Four stylishly gritty Christmas stories, Civil War–set, and often as raw as a field surgeon’s hand, to use a simile of Parry’s (the magnificent Call Each River Jordan, 2001).
In the first, “Star of Wonder,” a Union captain who has lost an arm returns to his home 12 miles outside Pottsville, Pennsylvania, on a frigid Christmas Eve, still grieving his fiancée’s death from typhoid fever and raging inwardly at life: “Life went on, but he did not go with it.” A cab driver takes him just so far but knows it’s death to go on and turns back. Madly setting his life at a pin’s fee, the one-armed captain plows on through hip-deep snow against plastering flakes, the road buried. Near death, he reaches the drear Irish homes of the colliers near his father’s mines and is taken in and restored by the young widow of a private killed in the same battle that took the captain’s arm.
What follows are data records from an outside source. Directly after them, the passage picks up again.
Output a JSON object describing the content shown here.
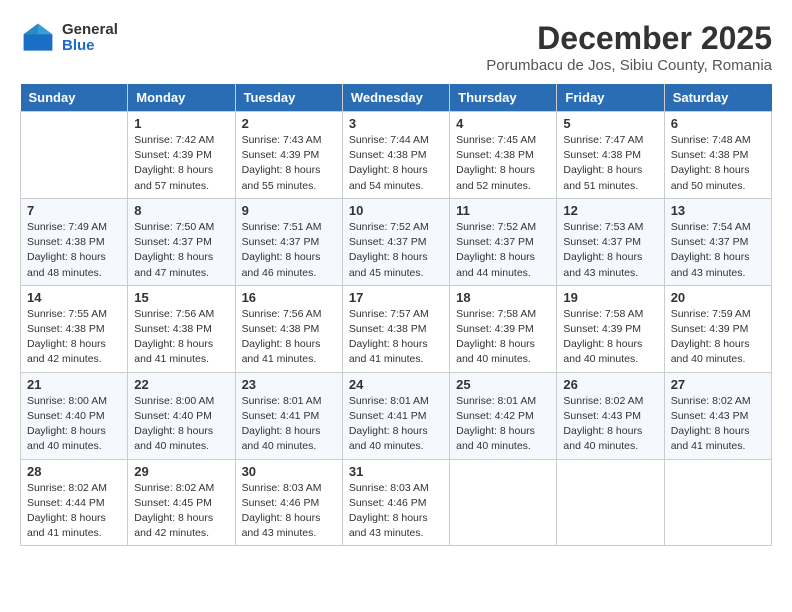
{
  "header": {
    "logo_general": "General",
    "logo_blue": "Blue",
    "title": "December 2025",
    "subtitle": "Porumbacu de Jos, Sibiu County, Romania"
  },
  "weekdays": [
    "Sunday",
    "Monday",
    "Tuesday",
    "Wednesday",
    "Thursday",
    "Friday",
    "Saturday"
  ],
  "weeks": [
    [
      {
        "day": "",
        "info": ""
      },
      {
        "day": "1",
        "info": "Sunrise: 7:42 AM\nSunset: 4:39 PM\nDaylight: 8 hours\nand 57 minutes."
      },
      {
        "day": "2",
        "info": "Sunrise: 7:43 AM\nSunset: 4:39 PM\nDaylight: 8 hours\nand 55 minutes."
      },
      {
        "day": "3",
        "info": "Sunrise: 7:44 AM\nSunset: 4:38 PM\nDaylight: 8 hours\nand 54 minutes."
      },
      {
        "day": "4",
        "info": "Sunrise: 7:45 AM\nSunset: 4:38 PM\nDaylight: 8 hours\nand 52 minutes."
      },
      {
        "day": "5",
        "info": "Sunrise: 7:47 AM\nSunset: 4:38 PM\nDaylight: 8 hours\nand 51 minutes."
      },
      {
        "day": "6",
        "info": "Sunrise: 7:48 AM\nSunset: 4:38 PM\nDaylight: 8 hours\nand 50 minutes."
      }
    ],
    [
      {
        "day": "7",
        "info": "Sunrise: 7:49 AM\nSunset: 4:38 PM\nDaylight: 8 hours\nand 48 minutes."
      },
      {
        "day": "8",
        "info": "Sunrise: 7:50 AM\nSunset: 4:37 PM\nDaylight: 8 hours\nand 47 minutes."
      },
      {
        "day": "9",
        "info": "Sunrise: 7:51 AM\nSunset: 4:37 PM\nDaylight: 8 hours\nand 46 minutes."
      },
      {
        "day": "10",
        "info": "Sunrise: 7:52 AM\nSunset: 4:37 PM\nDaylight: 8 hours\nand 45 minutes."
      },
      {
        "day": "11",
        "info": "Sunrise: 7:52 AM\nSunset: 4:37 PM\nDaylight: 8 hours\nand 44 minutes."
      },
      {
        "day": "12",
        "info": "Sunrise: 7:53 AM\nSunset: 4:37 PM\nDaylight: 8 hours\nand 43 minutes."
      },
      {
        "day": "13",
        "info": "Sunrise: 7:54 AM\nSunset: 4:37 PM\nDaylight: 8 hours\nand 43 minutes."
      }
    ],
    [
      {
        "day": "14",
        "info": "Sunrise: 7:55 AM\nSunset: 4:38 PM\nDaylight: 8 hours\nand 42 minutes."
      },
      {
        "day": "15",
        "info": "Sunrise: 7:56 AM\nSunset: 4:38 PM\nDaylight: 8 hours\nand 41 minutes."
      },
      {
        "day": "16",
        "info": "Sunrise: 7:56 AM\nSunset: 4:38 PM\nDaylight: 8 hours\nand 41 minutes."
      },
      {
        "day": "17",
        "info": "Sunrise: 7:57 AM\nSunset: 4:38 PM\nDaylight: 8 hours\nand 41 minutes."
      },
      {
        "day": "18",
        "info": "Sunrise: 7:58 AM\nSunset: 4:39 PM\nDaylight: 8 hours\nand 40 minutes."
      },
      {
        "day": "19",
        "info": "Sunrise: 7:58 AM\nSunset: 4:39 PM\nDaylight: 8 hours\nand 40 minutes."
      },
      {
        "day": "20",
        "info": "Sunrise: 7:59 AM\nSunset: 4:39 PM\nDaylight: 8 hours\nand 40 minutes."
      }
    ],
    [
      {
        "day": "21",
        "info": "Sunrise: 8:00 AM\nSunset: 4:40 PM\nDaylight: 8 hours\nand 40 minutes."
      },
      {
        "day": "22",
        "info": "Sunrise: 8:00 AM\nSunset: 4:40 PM\nDaylight: 8 hours\nand 40 minutes."
      },
      {
        "day": "23",
        "info": "Sunrise: 8:01 AM\nSunset: 4:41 PM\nDaylight: 8 hours\nand 40 minutes."
      },
      {
        "day": "24",
        "info": "Sunrise: 8:01 AM\nSunset: 4:41 PM\nDaylight: 8 hours\nand 40 minutes."
      },
      {
        "day": "25",
        "info": "Sunrise: 8:01 AM\nSunset: 4:42 PM\nDaylight: 8 hours\nand 40 minutes."
      },
      {
        "day": "26",
        "info": "Sunrise: 8:02 AM\nSunset: 4:43 PM\nDaylight: 8 hours\nand 40 minutes."
      },
      {
        "day": "27",
        "info": "Sunrise: 8:02 AM\nSunset: 4:43 PM\nDaylight: 8 hours\nand 41 minutes."
      }
    ],
    [
      {
        "day": "28",
        "info": "Sunrise: 8:02 AM\nSunset: 4:44 PM\nDaylight: 8 hours\nand 41 minutes."
      },
      {
        "day": "29",
        "info": "Sunrise: 8:02 AM\nSunset: 4:45 PM\nDaylight: 8 hours\nand 42 minutes."
      },
      {
        "day": "30",
        "info": "Sunrise: 8:03 AM\nSunset: 4:46 PM\nDaylight: 8 hours\nand 43 minutes."
      },
      {
        "day": "31",
        "info": "Sunrise: 8:03 AM\nSunset: 4:46 PM\nDaylight: 8 hours\nand 43 minutes."
      },
      {
        "day": "",
        "info": ""
      },
      {
        "day": "",
        "info": ""
      },
      {
        "day": "",
        "info": ""
      }
    ]
  ]
}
Parry displays throughout a matchless grip on detail and customs and never lets sentiment overwhelm the underlying horror. In “Tannenbaum,” a well-educated German immigrant, his Union company’s butt of humor, provides a cheerful Christmas tree for fellow soldiers during a bitterly drear encampment in Virginia. This is an agonizingly moody story, again stunningly detailed, with pages as strong as Stephen Crane or even Tolstoy’s hard-bitten tales of army life in his young manhood. “Nothing But a Kindness” tells of Natty, a Reb who’s lost an eye, been in a brutal Yankee prison camp in New York, at last is released, goes home to his mountain community that divided between the Union and the South. His brother-in-law Lonnie joined the Union troops and was killed. Natty knows that his Pa favored Lonnie and the Union and will probably not be happy to see him, though it’s Christmas Eve. In “Christmas Gift,” Dundee, the top black fieldhand of a deserted plantation, now freed, cares for the dead owner’s mad widow, once Dundee’s horrid mistress.
Inspiration of an enviably high order.